It can feel scary if the gap between where you are on November 30 and where you want to be on December 31 is too big.

Don’t be tempted to look back with a lot of “should-a, would-a, could-a” or to kill yourself trying to make an impossible leap.

Tell yourself the truth about what you can honestly do in the next 30 days that still allows time for eating, sleeping, and family.

Commit to doing that.

And then, start tracking toward December 31, 2019 right now.

Here’s how:

  1. Estimate what your total annual revenue for 2018 will be if you have a really successful December (I know you will, if you take the good advice we’re giving you this month.)
  2. Look at your revenue for the last 3 months of 2018. Use that quarterly number to set an annual revenue goal for 2019 that’s a stretch, but attainable.
  3. Divide your revenue goal by 12 to see what you need to be earning each month to meet that goal.
  4. Identify the gap between your November 2018 income and what you need to earn in January 2019.
  5. Tie that gap to increased sales of specific goods or services that will fill that gap, taking already committed recurring revenue into account.
  6. During December, make as many of those additional sales as possible, so that you get a running start for 2019.

Start tracking now. You’ll be ahead of the game when January 1 comes around.

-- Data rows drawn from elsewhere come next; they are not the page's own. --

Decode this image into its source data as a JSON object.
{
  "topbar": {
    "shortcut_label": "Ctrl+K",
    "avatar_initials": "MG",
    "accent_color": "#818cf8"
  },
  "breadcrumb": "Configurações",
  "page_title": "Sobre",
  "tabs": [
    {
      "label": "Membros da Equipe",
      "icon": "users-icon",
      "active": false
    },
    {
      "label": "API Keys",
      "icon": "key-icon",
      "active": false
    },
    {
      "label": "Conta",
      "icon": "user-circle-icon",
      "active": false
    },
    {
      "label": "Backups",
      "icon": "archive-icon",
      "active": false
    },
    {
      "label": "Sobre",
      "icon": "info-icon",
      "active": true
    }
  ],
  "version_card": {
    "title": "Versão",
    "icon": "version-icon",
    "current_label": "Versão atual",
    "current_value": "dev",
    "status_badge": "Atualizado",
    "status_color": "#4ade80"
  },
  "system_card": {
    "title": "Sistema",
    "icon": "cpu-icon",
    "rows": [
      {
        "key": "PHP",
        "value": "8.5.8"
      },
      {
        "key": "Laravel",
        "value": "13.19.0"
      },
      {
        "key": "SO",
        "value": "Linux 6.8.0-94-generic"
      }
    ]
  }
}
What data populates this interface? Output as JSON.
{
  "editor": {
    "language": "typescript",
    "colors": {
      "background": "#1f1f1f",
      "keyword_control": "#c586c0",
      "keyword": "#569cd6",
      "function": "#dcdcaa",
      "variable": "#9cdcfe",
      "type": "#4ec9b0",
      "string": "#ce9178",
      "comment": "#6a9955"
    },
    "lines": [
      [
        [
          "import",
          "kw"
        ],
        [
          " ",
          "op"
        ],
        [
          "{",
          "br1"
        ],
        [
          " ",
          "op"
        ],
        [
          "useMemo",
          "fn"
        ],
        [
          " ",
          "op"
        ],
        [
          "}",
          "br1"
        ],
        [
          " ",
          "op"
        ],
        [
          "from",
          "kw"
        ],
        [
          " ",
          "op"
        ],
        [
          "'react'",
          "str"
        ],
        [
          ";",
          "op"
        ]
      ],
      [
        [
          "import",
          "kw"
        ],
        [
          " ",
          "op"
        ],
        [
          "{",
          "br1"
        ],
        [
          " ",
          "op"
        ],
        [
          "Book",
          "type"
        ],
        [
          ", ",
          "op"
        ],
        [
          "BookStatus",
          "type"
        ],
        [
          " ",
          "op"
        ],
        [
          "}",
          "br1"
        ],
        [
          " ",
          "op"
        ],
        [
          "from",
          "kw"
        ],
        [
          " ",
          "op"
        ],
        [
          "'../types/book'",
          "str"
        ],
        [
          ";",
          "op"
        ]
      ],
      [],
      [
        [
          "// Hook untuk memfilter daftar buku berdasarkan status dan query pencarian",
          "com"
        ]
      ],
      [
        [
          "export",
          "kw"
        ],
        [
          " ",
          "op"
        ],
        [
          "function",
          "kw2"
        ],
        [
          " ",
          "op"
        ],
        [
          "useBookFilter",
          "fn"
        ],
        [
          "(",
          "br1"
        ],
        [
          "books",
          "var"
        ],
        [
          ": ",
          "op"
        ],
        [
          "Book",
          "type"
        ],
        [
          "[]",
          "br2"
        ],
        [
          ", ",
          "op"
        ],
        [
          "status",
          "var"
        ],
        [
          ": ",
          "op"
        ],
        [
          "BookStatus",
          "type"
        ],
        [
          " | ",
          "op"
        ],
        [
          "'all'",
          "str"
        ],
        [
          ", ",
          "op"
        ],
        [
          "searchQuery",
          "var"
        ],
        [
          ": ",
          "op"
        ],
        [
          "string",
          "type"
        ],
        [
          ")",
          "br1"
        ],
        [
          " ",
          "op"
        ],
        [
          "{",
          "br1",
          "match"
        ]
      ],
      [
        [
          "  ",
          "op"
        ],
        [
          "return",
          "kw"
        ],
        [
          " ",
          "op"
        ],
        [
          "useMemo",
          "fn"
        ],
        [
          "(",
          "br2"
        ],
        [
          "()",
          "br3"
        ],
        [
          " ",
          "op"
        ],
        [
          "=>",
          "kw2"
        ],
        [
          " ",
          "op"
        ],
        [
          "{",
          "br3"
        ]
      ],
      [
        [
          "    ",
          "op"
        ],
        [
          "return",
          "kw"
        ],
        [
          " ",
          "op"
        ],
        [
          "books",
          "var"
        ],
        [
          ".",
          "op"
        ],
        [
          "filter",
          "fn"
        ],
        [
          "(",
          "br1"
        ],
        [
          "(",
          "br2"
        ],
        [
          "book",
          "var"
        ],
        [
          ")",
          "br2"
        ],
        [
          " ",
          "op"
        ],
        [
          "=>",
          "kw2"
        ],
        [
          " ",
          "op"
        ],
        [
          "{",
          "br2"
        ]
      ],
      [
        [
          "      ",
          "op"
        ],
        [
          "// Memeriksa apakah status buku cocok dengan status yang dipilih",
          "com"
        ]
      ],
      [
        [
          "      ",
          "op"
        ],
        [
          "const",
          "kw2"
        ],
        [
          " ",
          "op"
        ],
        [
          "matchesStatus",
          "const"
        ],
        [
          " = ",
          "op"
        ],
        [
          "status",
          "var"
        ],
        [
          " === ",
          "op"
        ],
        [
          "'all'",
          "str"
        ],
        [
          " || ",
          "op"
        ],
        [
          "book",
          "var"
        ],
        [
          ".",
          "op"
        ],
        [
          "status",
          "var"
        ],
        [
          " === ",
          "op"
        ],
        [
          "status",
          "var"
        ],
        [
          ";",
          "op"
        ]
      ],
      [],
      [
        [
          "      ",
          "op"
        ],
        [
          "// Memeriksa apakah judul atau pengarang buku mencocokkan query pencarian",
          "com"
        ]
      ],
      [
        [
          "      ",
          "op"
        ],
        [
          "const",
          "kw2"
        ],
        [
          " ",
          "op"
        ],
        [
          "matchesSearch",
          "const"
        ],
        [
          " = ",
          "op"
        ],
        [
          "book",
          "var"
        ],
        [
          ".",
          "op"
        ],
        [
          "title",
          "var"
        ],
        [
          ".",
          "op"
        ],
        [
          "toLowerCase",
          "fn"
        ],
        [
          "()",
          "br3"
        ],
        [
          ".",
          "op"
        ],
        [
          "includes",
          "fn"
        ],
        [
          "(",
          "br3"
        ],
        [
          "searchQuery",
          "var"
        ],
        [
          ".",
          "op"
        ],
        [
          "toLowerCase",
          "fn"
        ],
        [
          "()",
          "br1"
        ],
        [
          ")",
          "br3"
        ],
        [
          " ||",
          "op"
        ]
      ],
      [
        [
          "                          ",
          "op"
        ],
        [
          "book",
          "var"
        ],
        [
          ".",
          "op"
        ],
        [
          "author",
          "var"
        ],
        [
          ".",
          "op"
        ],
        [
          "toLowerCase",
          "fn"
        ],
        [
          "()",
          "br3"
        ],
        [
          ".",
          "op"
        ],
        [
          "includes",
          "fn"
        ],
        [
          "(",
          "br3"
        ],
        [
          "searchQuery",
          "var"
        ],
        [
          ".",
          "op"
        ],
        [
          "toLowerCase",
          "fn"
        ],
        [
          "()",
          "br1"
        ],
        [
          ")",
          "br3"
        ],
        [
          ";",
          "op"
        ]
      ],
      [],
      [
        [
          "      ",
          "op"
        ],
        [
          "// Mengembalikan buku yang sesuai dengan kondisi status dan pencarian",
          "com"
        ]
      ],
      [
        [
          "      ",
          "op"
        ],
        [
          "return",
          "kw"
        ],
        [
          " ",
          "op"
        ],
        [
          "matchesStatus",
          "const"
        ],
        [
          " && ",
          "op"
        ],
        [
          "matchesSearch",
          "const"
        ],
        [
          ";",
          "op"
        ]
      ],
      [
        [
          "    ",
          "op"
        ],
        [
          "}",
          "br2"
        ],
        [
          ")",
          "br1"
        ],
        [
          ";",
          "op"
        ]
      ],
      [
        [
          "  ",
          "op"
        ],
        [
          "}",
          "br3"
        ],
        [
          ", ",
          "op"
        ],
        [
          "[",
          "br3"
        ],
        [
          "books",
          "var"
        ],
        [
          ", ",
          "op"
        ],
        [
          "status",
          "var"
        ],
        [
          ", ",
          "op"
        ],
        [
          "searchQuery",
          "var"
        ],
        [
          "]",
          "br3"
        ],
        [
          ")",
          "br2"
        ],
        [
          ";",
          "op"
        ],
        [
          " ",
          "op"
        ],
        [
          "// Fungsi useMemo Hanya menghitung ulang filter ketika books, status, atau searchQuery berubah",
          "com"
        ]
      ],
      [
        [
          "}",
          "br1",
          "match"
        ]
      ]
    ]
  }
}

Doesn’t that feel good?

Go forth and do great things,

Martha & Chris